Yet only a few diagnostic support systems are on the market and installations are “minuscule,” said Jason Maude, cofounder of Isabel Healthcare, who developed one such system after his daughter nearly died from an infection similar to Copeland's in 1999.
Among the provider organizations that do make the systems available, “getting the staff to use them is the biggest challenge they face,” said Coray Tate, vice president of clinical research for KLAS Enterprises, a health IT product research firm in Orem, Utah. But once they do, “those that are using them think they are awesome,” Tate said.
The federal government, meanwhile, has paid hospitals, physicians and other providers more than $5 billion in incentives to adopt “certified” electronic health-record systems. And while the feds—including Congress—required EHRs to have e-prescribing functionality as a condition of certification, they didn't mandate diagnostic support tools in the Stage 1 meaningful-use criteria, won't require them in Stage 2 and probably won't even in Stage 3, which could take the program to 2018.
“It's a little too far out there,” said Dr. Paul Tang, vice president, chief information and technology officer at the Palo Alto (Calif.) Medical Foundation. Tang is vice chairman of the Health Information Technology Policy Committee, which advises the feds on the EHR incentive program. Diagnostic support technology has not been pilot tested sufficiently to ensure its efficacy, he said.
Broad acceptance of diagnosis support is at least five to eight years off, said Dr. Lee Jacobs of Atlanta, who worked on the rollout of the Kaiser Permanente EHR and continues as an IT consultant there.
Jacobs described the Kaiser EHR, based on software by Epic Systems, as “a powerful tool,” but it's such a “gigantic monster” of a task to collect and present the data at hand, “to go to the next level and do more thinking through the EMR, that's too big,” at least for now.

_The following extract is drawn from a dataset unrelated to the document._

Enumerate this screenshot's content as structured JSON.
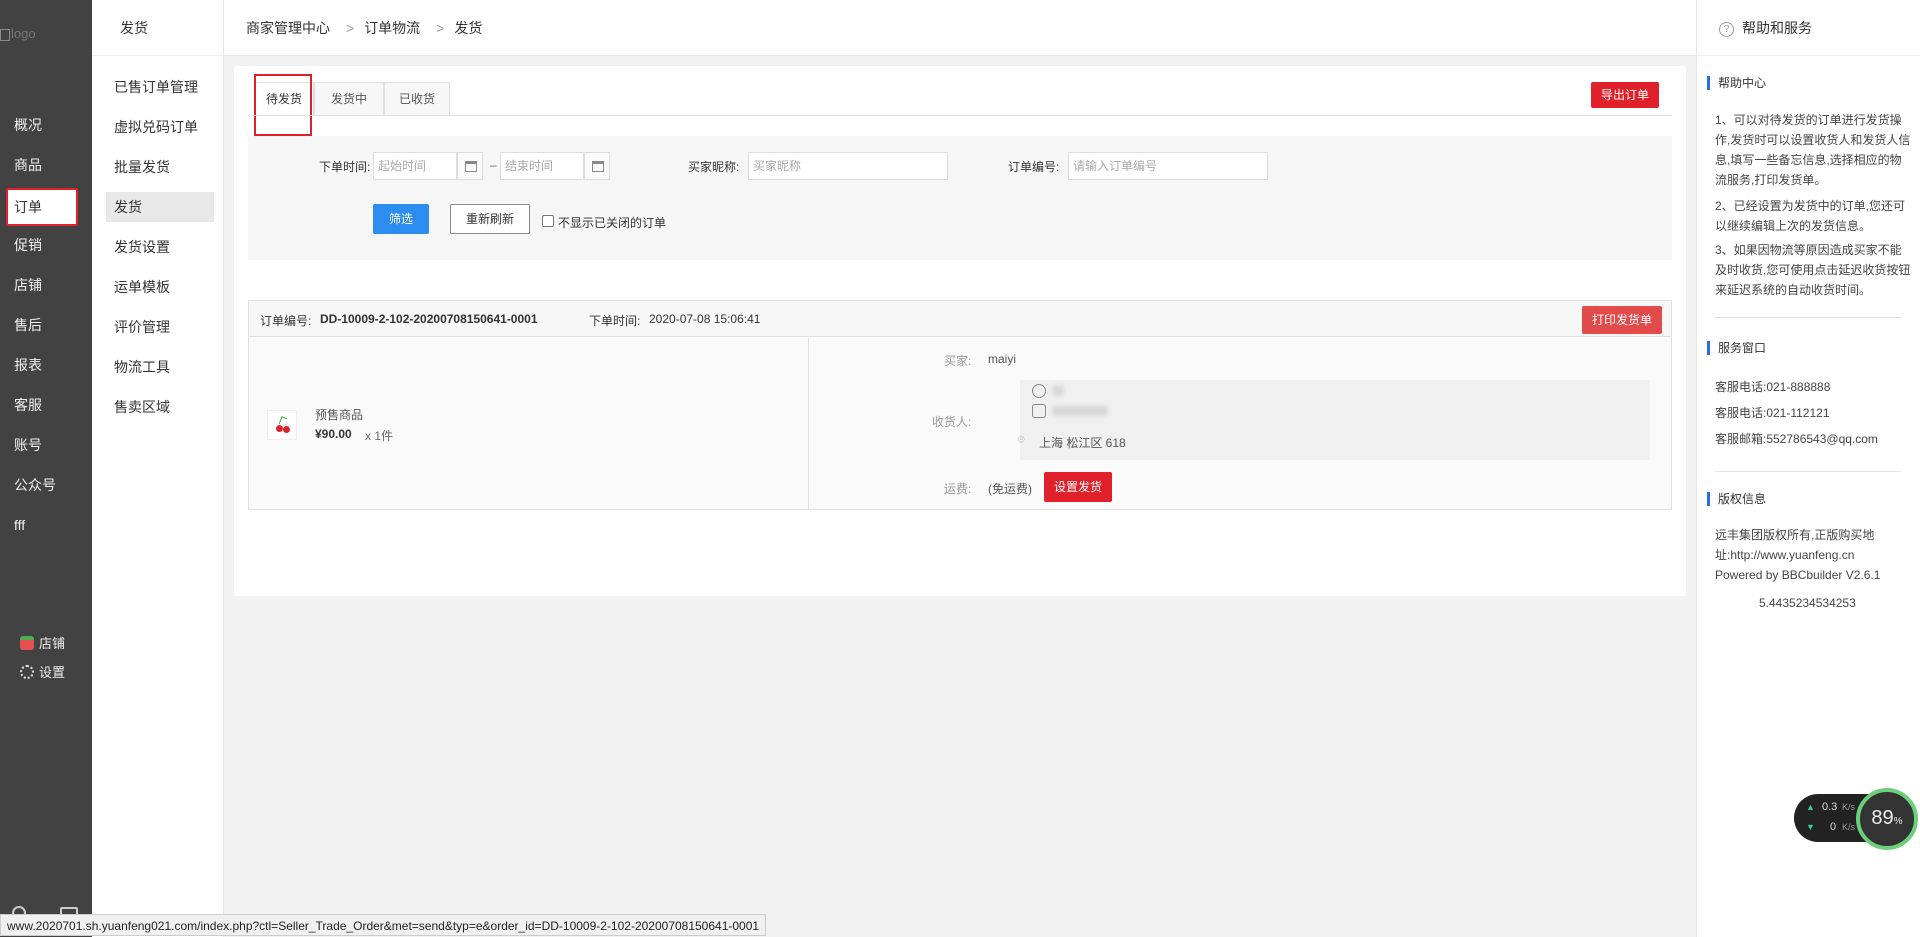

Healthcare visionaries “can make a business case for an accurate diagnosis, and I think the Kaisers will go down that road,” he said. “But even the good groups are still in the pioneering stage of bringing these things together.”
Developers and true believers in the technology, however, see shame in not having widespread adoption already.
Count among them Dr. Lawrence Weed, 88, whose problem-knowledge couplers, a diagnosis and care management tool introduced in 1984, are an extension of his
earlier work on problem-oriented medical records. Weed founded PKC, which markets couplers as diagnosis support tools. He left the firm in 2006.
“People have been saying to me since the 1960s, you're ahead of your time,” Weed said. “I say, my God, you want me to live to 160? How long are you going to take?”
According to Weed, physicians' minds no longer are capable of memorizing and recalling all the medical knowledge in a fast expanding universe of new clinical information and matching that to patients' needs. Physicians and medical education establishments are unwilling to acknowledge this reality, he said. “It's easy to see why you're having so much trouble getting over it. You've invested half a million dollars in your education, you're full of prestige,” Weed said.
Medical schools, Weed said, need to recruit students not based on their ability to memorize and regurgitate facts, which will reside in the computer systems, but on hands-on and interpersonal skills, and train them to be competent in discrete skills and procedures. But that, too, is threatening to the status quo, he said.
Thirteen years ago, Maude's daughter Isabel, then age 3, nearly died after a delayed diagnosis of necrotizing fasciitis, further exacerbated by toxic shock syndrome, both complications of chicken pox.
“Healthcare doesn't seem to regard diagnosis as important,” Maude said. “The fact that we have these cases that are absolutely tragic, the case of Aimee Copeland, they're happening all the time, even though the solutions are readily available and cheap and effective.”
Maude said he's confident his system, named for his daughter—had it been available and used by Copeland's physicians—would have red-flagged them about necrotizing fasciitis. “All they had to put in was leg cut and intense pain,” he said. “Necrotizing fasciitis comes up as the No. 1 suggestion.”
About 70 physicians at 118-bed Children's Hospital & Medical Center, Omaha, Neb., have been using the Web-based Isabel system for about three months. Though not fully integrated, a link to the tool is embedded in the hospitals' ambulatory EHR, where “it's literally a right click off the problem list,” said Dr. George Reynolds, the hospital's chief medical information officer. Isabel is also available to clinicians with iPhones, iPads and Android mobile devices, he said.
“Can I verify Jason Maude's statement, had the docs had a tool like this available, they would have used it and made things better, I can't say,” Reynolds said. “You can't guarantee it's going to change behavior every time, but I have evidence that we do change behavior with our CDS tools.”
Front office workers in a group practice in Bangor, Maine, use a “triage coupler” to direct patients who call in or arrive with a new problem, said Dr. Charles Burger, a family practitioner there.
The triage system “helps our front staff take patient complaints and sort them as to what needs to be done, how soon they need to be seen, or should they go to the emergency room or do they need lab work to be done before they come in,” he said.